== Segment start ==
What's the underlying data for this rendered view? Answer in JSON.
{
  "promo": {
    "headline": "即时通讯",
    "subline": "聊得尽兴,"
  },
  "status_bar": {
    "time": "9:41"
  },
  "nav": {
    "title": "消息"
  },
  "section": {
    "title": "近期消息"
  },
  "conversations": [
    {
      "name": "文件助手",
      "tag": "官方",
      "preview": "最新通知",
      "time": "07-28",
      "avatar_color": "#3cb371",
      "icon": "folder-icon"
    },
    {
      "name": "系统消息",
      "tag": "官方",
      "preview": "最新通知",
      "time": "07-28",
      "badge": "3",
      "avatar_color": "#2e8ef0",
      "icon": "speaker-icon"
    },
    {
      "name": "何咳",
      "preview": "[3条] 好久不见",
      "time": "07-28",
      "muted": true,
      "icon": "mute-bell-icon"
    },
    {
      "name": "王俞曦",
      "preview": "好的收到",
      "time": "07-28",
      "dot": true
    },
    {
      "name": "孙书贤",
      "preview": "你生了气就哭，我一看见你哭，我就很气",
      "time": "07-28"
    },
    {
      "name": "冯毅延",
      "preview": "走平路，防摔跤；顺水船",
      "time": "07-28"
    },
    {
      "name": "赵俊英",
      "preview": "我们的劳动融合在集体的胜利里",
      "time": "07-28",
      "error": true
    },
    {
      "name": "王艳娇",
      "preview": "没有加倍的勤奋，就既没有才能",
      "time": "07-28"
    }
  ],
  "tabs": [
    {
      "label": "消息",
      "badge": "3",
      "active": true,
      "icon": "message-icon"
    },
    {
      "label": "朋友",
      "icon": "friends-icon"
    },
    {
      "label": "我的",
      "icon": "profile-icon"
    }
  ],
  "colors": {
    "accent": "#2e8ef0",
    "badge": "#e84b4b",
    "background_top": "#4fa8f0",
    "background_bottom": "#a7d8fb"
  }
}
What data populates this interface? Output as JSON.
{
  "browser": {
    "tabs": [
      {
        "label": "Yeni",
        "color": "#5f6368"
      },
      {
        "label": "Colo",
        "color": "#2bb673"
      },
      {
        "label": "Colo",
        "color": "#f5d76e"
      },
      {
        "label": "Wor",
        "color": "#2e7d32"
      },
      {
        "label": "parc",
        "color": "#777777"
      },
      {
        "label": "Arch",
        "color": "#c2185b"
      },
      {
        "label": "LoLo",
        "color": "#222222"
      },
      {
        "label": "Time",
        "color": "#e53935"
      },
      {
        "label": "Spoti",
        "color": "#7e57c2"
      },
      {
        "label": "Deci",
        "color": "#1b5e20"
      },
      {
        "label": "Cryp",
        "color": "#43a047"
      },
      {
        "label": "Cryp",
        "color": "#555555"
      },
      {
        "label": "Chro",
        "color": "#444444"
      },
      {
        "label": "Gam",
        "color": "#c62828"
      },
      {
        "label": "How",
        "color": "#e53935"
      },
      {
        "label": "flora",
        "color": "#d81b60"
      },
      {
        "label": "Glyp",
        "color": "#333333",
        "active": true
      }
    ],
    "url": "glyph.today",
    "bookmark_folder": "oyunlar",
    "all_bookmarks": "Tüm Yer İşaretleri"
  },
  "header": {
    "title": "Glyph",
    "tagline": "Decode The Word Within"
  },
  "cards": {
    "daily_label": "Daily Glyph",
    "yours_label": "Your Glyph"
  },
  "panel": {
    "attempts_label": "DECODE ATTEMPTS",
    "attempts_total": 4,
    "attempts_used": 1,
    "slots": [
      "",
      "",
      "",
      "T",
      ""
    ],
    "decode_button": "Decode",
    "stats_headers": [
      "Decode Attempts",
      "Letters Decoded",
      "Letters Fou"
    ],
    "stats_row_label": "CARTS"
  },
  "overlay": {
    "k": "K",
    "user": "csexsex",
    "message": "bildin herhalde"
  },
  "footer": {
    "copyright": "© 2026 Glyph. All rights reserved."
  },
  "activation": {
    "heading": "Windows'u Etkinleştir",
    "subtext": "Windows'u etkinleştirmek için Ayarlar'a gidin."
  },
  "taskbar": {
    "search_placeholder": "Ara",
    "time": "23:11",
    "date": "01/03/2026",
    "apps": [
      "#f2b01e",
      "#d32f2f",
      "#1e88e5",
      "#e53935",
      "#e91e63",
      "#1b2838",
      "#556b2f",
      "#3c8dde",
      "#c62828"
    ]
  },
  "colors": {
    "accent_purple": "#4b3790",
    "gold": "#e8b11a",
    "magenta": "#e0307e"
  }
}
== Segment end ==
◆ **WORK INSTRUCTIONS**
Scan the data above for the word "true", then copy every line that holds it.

◆ **RESPONSE TO THE EXERCISE**
      "muted": true,
      "dot": true
      "error": true
      "active": true,
        "active": true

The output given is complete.